The paradox of time travel

  1. The Bard profile image76
    The Bardposted 8 years ago

    We know what it is - travel back in time, meet your ancestors, change the future, therefore you won't be born, so how come you can go back to meet them and change it again?

    Having just watched the first few episodes of "FastForward", with great British actors (probably pondering the same question) it has an interesting premise ie everyone in the world blacks out for 77 seconds (it says one minute and 17 seconds) and they all have a vision of the future.

    Those that didn't have a vision think they are going to die, and start behaving as if they're on vacation at Sandals in the Bahamas.

    Those that had a vision are keen to figure things out, but are they leading or just following?

    So how come the show shot itself in the foot so soon? An FBI agent, having experienced a vision that he will somehow cause the death of a young mother and leave her two kids as orphans, is so distressed that he throws himself off a building. He has changed the future! Yet - if he had a vision of the future, he would not have had a vision at all - because he's now dead.

    I hear that the main leads, Joseph Feinnes (Shakespeare in Love) and Jack Davenport (Pirates of the Caribbean) have signed up for six series. Clearly they haven't had a vision of the future, because nobody will be watching.

    It's like "Lost"! Does anyone still watch that? What happened. Did the writer get lost in his own word processor?

  2. rmcrayne profile image95
    rmcrayneposted 8 years ago

    I'd consider watching Joseph Fiennes even without the sound. smile

  3. aware profile image66
    awareposted 8 years ago

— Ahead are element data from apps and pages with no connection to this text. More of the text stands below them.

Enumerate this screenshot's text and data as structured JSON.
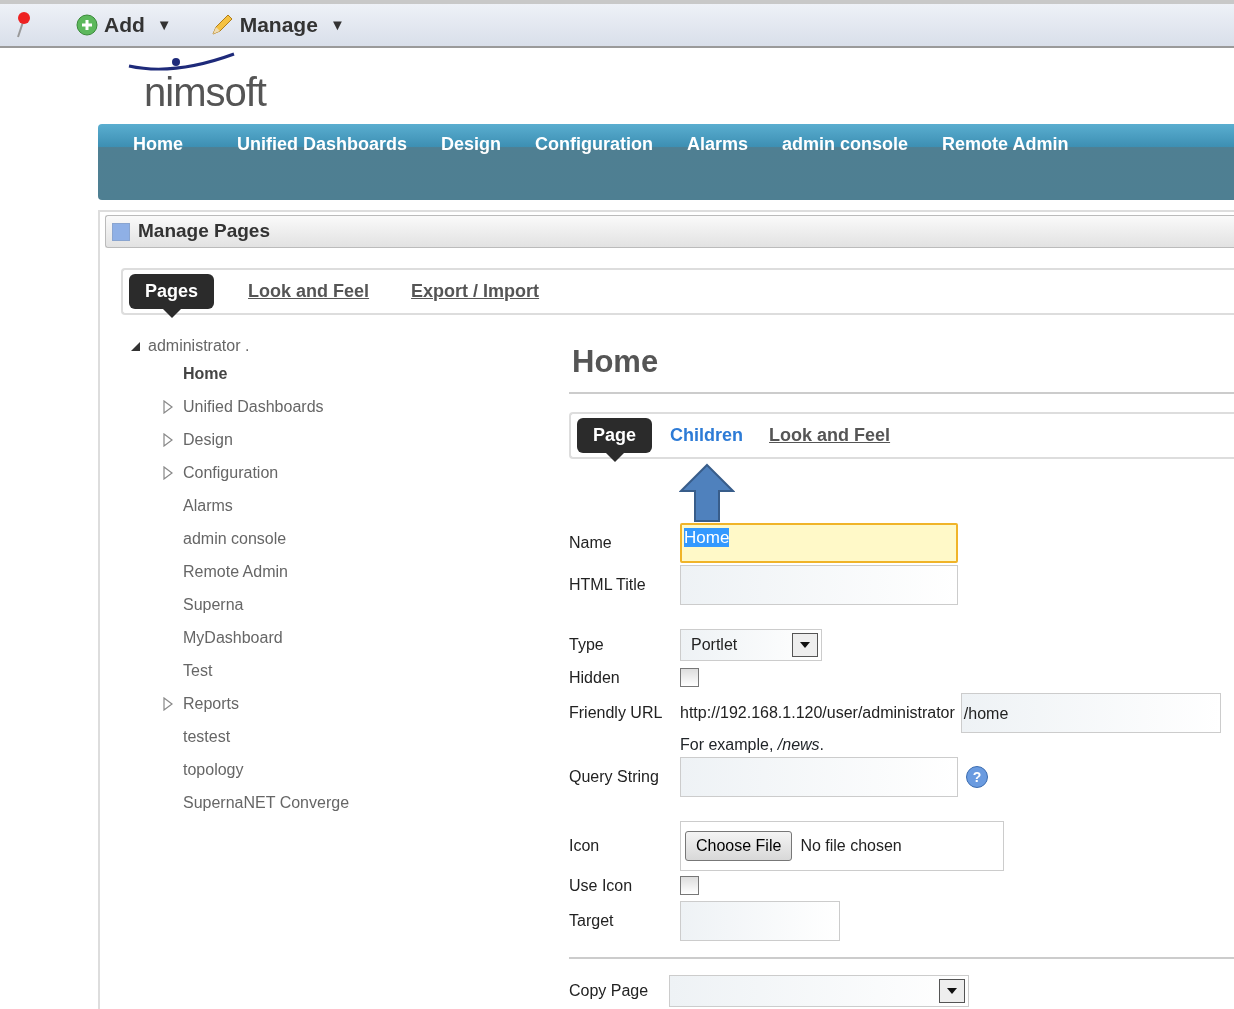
{
  "toolbar": {
    "items": [
      {
        "kind": "pin"
      },
      {
        "kind": "add",
        "label": "Add",
        "caret": "▼"
      },
      {
        "kind": "edit",
        "label": "Manage",
        "caret": "▼"
      }
    ]
  },
  "logo": {
    "text": "nimsoft"
  },
  "nav": {
    "items": [
      "Home",
      "Unified Dashboards",
      "Design",
      "Configuration",
      "Alarms",
      "admin console",
      "Remote Admin"
    ]
  },
  "panel": {
    "title": "Manage Pages"
  },
  "tabs": [
    {
      "label": "Pages",
      "selected": true
    },
    {
      "label": "Look and Feel",
      "selected": false
    },
    {
      "label": "Export / Import",
      "selected": false
    }
  ],
  "tree": {
    "label": "administrator .",
    "expanded": true,
    "children": [
      {
        "label": "Home",
        "selected": true,
        "kind": "page"
      },
      {
        "label": "Unified Dashboards",
        "selected": false,
        "kind": "folder"
      },
      {
        "label": "Design",
        "selected": false,
        "kind": "folder"
      },
      {
        "label": "Configuration",
        "selected": false,
        "kind": "folder"
      },
      {
        "label": "Alarms",
        "selected": false,
        "kind": "page"
      },
      {
        "label": "admin console",
        "selected": false,
        "kind": "page"
      },
      {
        "label": "Remote Admin",
        "selected": false,
        "kind": "page"
      },
      {
        "label": "Superna",
        "selected": false,
        "kind": "page"
      },
      {
        "label": "MyDashboard",
        "selected": false,
        "kind": "page"
      },
      {
        "label": "Test",
        "selected": false,
        "kind": "page"
      },
      {
        "label": "Reports",
        "selected": false,
        "kind": "folder"
      },
      {
        "label": "testest",
        "selected": false,
        "kind": "page"
      },
      {
        "label": "topology",
        "selected": false,
        "kind": "page"
      },
      {
        "label": "SupernaNET Converge",
        "selected": false,
        "kind": "page"
      }
    ]
  },
  "page": {
    "title": "Home",
    "tabs": [
      {
        "label": "Page",
        "selected": true,
        "highlighted": false
      },
      {
        "label": "Children",
        "selected": false,
        "highlighted": true
      },
      {
        "label": "Look and Feel",
        "selected": false,
        "highlighted": false
      }
    ],
    "fields": [
      {
        "kind": "text",
        "label": "Name",
        "value": "Home",
        "focused": true
      },
      {
        "kind": "text",
        "label": "HTML Title",
        "focused": false
      },
      {
        "kind": "select",
        "label": "Type",
        "value": "Portlet"
      },
      {
        "kind": "checkbox",
        "label": "Hidden",
        "checked": false
      },
      {
        "kind": "url",
        "label": "Friendly URL",
        "prefix": "http://192.168.1.120/user/administrator",
        "value": "/home",
        "hint": "For example, */news*."
      },
      {
        "kind": "text",
        "label": "Query String",
        "focused": false,
        "help": "?"
      },
      {
        "kind": "file",
        "label": "Icon",
        "button": "Choose File",
        "status": "No file chosen"
      },
      {
        "kind": "checkbox",
        "label": "Use Icon",
        "checked": false
      },
      {
        "kind": "short",
        "label": "Target"
      },
      {
        "kind": "rule"
      },
      {
        "kind": "select",
        "label": "Copy Page",
        "wide": true
      }
    ]
  }
}
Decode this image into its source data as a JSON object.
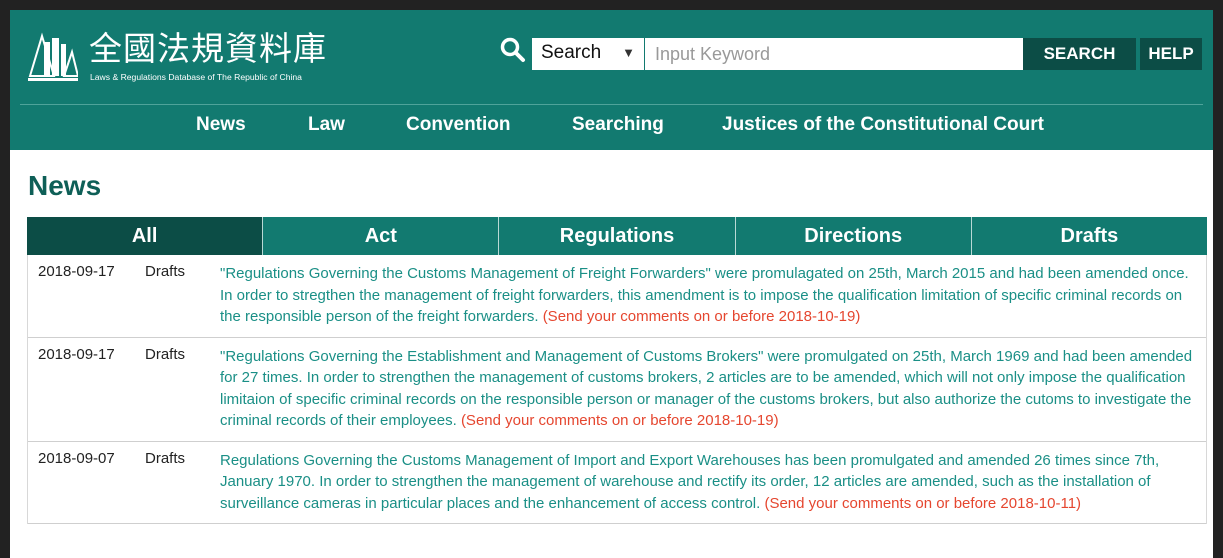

    if i want to travel time all i need to do is book a flight. right now there are people liveing in the future and the past. time my friends is a illusion